“All of the 2013 honorees are leaders in society, creating innovative and effective solutions to help those in need,” said Thomas J. Moran, Chairman, President and CEO, Mutual of America. “Through the Community Partnership Award, Mutual of America is proud to recognize, support and help extend the reach of these vital partnerships.”


Posted in U.Miami | 1 Comment

Senate Goes Nuclear (Updated)

nukeAfter years of timidity, the Senate suddenly used the ‘nuclear option’ and amended its rules to kill the filibuster for all nominations other than Supreme Court Justices.

The Republicans — whose pledge to block any appointee to the D.C. Circuit no matter how qualified is what brought on this sudden shift — promised retaliation when they were next in the majority. The Minority Leader Sen. Chuck Grassley promised they’d abolish the filibuster for Justices too.

Meanwhile Sen. Carl Levin, one of the three Democrats to vote to keep the filibuster as it was, warned that the principle set in this vote could just as easily be applied to legislation as to nominations, so that this meant the end of the Senate as we know it.
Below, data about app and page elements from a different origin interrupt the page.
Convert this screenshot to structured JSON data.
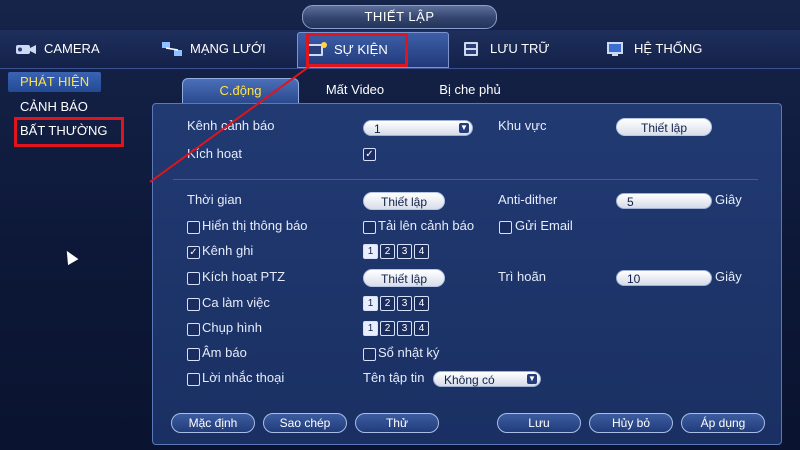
{
  "window": {
    "title": "THIẾT LẬP"
  },
  "top_tabs": [
    {
      "label": "CAMERA",
      "icon": "camera-icon"
    },
    {
      "label": "MẠNG LƯỚI",
      "icon": "network-icon"
    },
    {
      "label": "SỰ KIỆN",
      "icon": "event-icon",
      "active": true
    },
    {
      "label": "LƯU TRỮ",
      "icon": "storage-icon"
    },
    {
      "label": "HỆ THỐNG",
      "icon": "system-icon"
    }
  ],
  "left_menu": [
    {
      "label": "PHÁT HIỆN",
      "active": true
    },
    {
      "label": "CẢNH BÁO"
    },
    {
      "label": "BẤT THƯỜNG"
    }
  ],
  "sub_tabs": [
    {
      "label": "C.động",
      "active": true
    },
    {
      "label": "Mất Video"
    },
    {
      "label": "Bị che phủ"
    }
  ],
  "form": {
    "alarm_channel_label": "Kênh cảnh báo",
    "alarm_channel_value": "1",
    "region_label": "Khu vực",
    "region_button": "Thiết lập",
    "enable_label": "Kích hoạt",
    "enable_checked": true,
    "time_label": "Thời gian",
    "time_button": "Thiết lập",
    "anti_dither_label": "Anti-dither",
    "anti_dither_value": "5",
    "anti_dither_unit": "Giây",
    "show_message_label": "Hiển thị thông báo",
    "upload_alarm_label": "Tải lên cảnh báo",
    "send_email_label": "Gửi Email",
    "record_channel_label": "Kênh ghi",
    "record_channel_checked": true,
    "record_channels": [
      "1",
      "2",
      "3",
      "4"
    ],
    "ptz_label": "Kích hoạt PTZ",
    "ptz_button": "Thiết lập",
    "delay_label": "Trì hoãn",
    "delay_value": "10",
    "delay_unit": "Giây",
    "tour_label": "Ca làm việc",
    "tour_channels": [
      "1",
      "2",
      "3",
      "4"
    ],
    "snapshot_label": "Chụp hình",
    "snapshot_channels": [
      "1",
      "2",
      "3",
      "4"
    ],
    "buzzer_label": "Âm báo",
    "log_label": "Sổ nhật ký",
    "voice_label": "Lời nhắc thoại",
    "file_name_label": "Tên tập tin",
    "file_name_value": "Không có"
  },
  "buttons": {
    "default": "Mặc định",
    "copy": "Sao chép",
    "test": "Thử",
    "save": "Lưu",
    "cancel": "Hủy bỏ",
    "apply": "Áp dụng"
  },
  "colors": {
    "highlight_box": "#e0141c",
    "active_text": "#ffe24a",
    "panel_bg": "#213a72"
  }
}
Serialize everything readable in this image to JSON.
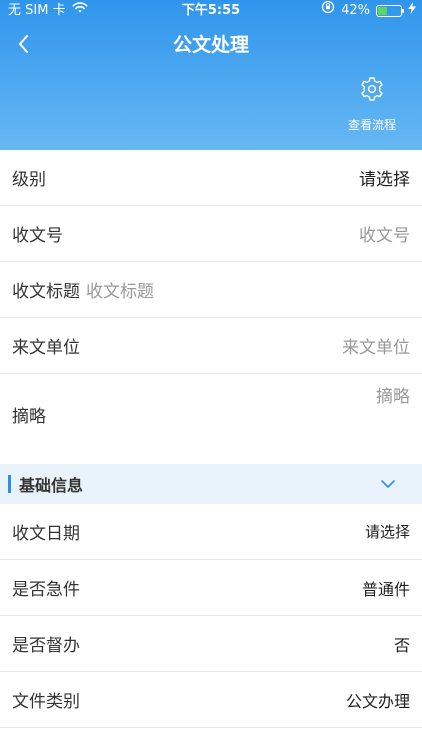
{
  "status_bar": {
    "carrier": "无 SIM 卡",
    "time": "下午5:55",
    "battery_percent": "42%",
    "battery_level": 0.42
  },
  "header": {
    "title": "公文处理",
    "action_label": "查看流程"
  },
  "form": {
    "level": {
      "label": "级别",
      "value": "请选择"
    },
    "receipt_no": {
      "label": "收文号",
      "placeholder": "收文号"
    },
    "receipt_title": {
      "label": "收文标题",
      "placeholder": "收文标题"
    },
    "sender_unit": {
      "label": "来文单位",
      "placeholder": "来文单位"
    },
    "abstract": {
      "label": "摘略",
      "placeholder": "摘略"
    }
  },
  "basic_info": {
    "title": "基础信息",
    "rows": [
      {
        "label": "收文日期",
        "value": "请选择"
      },
      {
        "label": "是否急件",
        "value": "普通件"
      },
      {
        "label": "是否督办",
        "value": "否"
      },
      {
        "label": "文件类别",
        "value": "公文办理"
      }
    ]
  },
  "colors": {
    "header_top": "#2f95ec",
    "header_bottom": "#67b8f3",
    "accent": "#2d8fea",
    "section_bg": "#e9f3fb"
  }
}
From a strict matter of procedural nicety, I would have preferred a vote to amend the Senate rules be taken at the first meeting of the Senate in a session, rather than mid-session. Even though the Senate sees itself as a continuing body, there seems to me to be no serious argument that the rules cannot be changed by majority vote at the start of the two-year session. There is and was a credible argument that once the rules were in place, a change to the filibuster rule could be filibustered; as I understand it the Senate voted to overrule the Chair on that point, which is an option under its rules of procedure. And that was that.

One thing I definitely believe: Art. I, sec. 5 of the Constitution states that “Each House may determine the Rules of its Proceeding”; I do not think that this decision, whatever one thinks of it, is or should be reviewable in court. I imagine there will be a challenge, say by some party unhappy with a ruling by a judge confirmed under the new rules, but I confidently predict that it will lose.

Is the death of the filibuster good for us? In the short term, given how it was being routinely abused, yes. In the long term, it is harder to say. On the plus side, it makes the Senate a little less undemocratic; with the filibuster a rump of 41 senators representing under a third1 of the population. On what may well be the minus side, it also makes a President with a majority in the Senate significantly more powerful; and it makes a President with even a bare majority in both houses very much more powerful, maybe too powerful. That is emphatically not the situation today, but things change.

Update: It seems I’m consistent: Back in 2005 I chose not to sign a lawprof’s letter opposing the ‘nuclear option’. That time it was Republicans threatening to use the ‘nuclear option’ against Democrats.

  1. Update2: It seems I forgot just how bad it is. According to Dylan Matthews,

    If senators representing 17.82 percent of the population agree, they can get a majority in the 2013 U.S. Senate. That’s not the lowest that figure has gotten (it hit about 16.8 percent in 1970) but it’s about there. And this doesn’t even take the filibuster into account. The smallest 20 states amount to 11.27 percent of the U.S. population, but if all of their senators band together they can successfully filibuster legislation. of the population could block nominations.


Posted in Law: Constitutional Law | 2 Comments

Strangest (Dumbest?) Procrastination Tool of the Month

Find the Invisible Cow.

I got sent there via Wonkblog which said “Oh my god this is so great”.

I could only stand to play once.

Might have seemed more attractive if I were grading, I suppose.

Posted in Completely Different | 1 Comment